■ Listed records:
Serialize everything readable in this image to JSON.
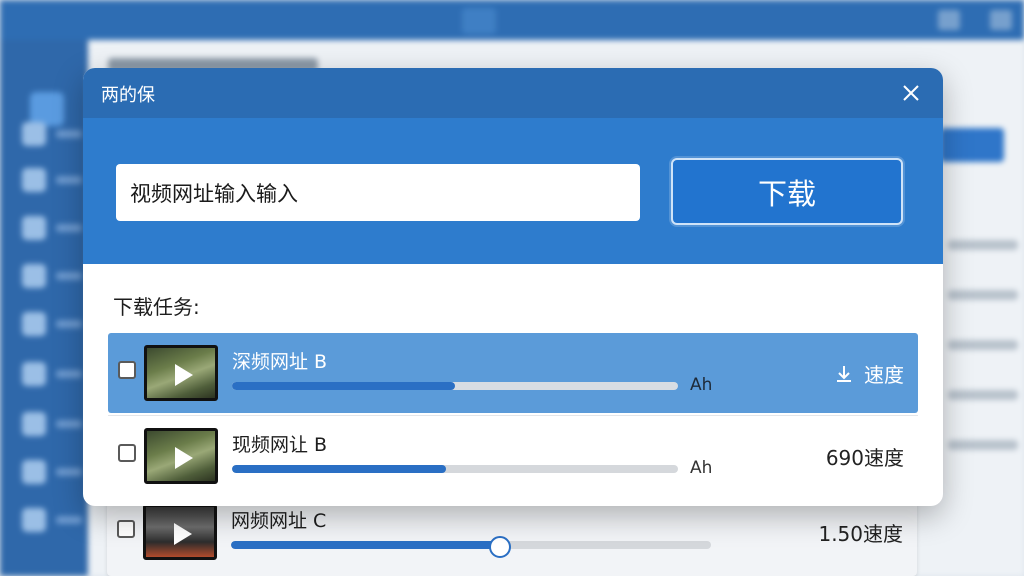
{
  "dialog": {
    "title": "两的保",
    "url_input": {
      "value": "视频网址输入输入",
      "placeholder": ""
    },
    "download_button": "下载",
    "tasks_label": "下载任务:",
    "tasks": [
      {
        "name": "深频网址 B",
        "progress": 0.5,
        "meta": "Ah",
        "speed": "速度",
        "selected": true,
        "checked": false,
        "icon": "download-icon"
      },
      {
        "name": "现频网让 B",
        "progress": 0.48,
        "meta": "Ah",
        "speed": "690速度",
        "selected": false,
        "checked": false
      }
    ]
  },
  "background_task": {
    "name": "网频网址 C",
    "progress": 0.56,
    "speed": "1.50速度",
    "checked": false
  },
  "colors": {
    "accent": "#2e7ccd",
    "title_bar": "#2b6cb3",
    "selected_row": "#5b9bd9",
    "progress": "#2a6fc4"
  }
}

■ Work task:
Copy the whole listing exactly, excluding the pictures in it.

■ Result of this task:
Serialize everything readable in this image to JSON.
{
  "dialog": {
    "title": "两的保",
    "url_input": {
      "value": "视频网址输入输入",
      "placeholder": ""
    },
    "download_button": "下载",
    "tasks_label": "下载任务:",
    "tasks": [
      {
        "name": "深频网址 B",
        "progress": 0.5,
        "meta": "Ah",
        "speed": "速度",
        "selected": true,
        "checked": false,
        "icon": "download-icon"
      },
      {
        "name": "现频网让 B",
        "progress": 0.48,
        "meta": "Ah",
        "speed": "690速度",
        "selected": false,
        "checked": false
      }
    ]
  },
  "background_task": {
    "name": "网频网址 C",
    "progress": 0.56,
    "speed": "1.50速度",
    "checked": false
  },
  "colors": {
    "accent": "#2e7ccd",
    "title_bar": "#2b6cb3",
    "selected_row": "#5b9bd9",
    "progress": "#2a6fc4"
  }
}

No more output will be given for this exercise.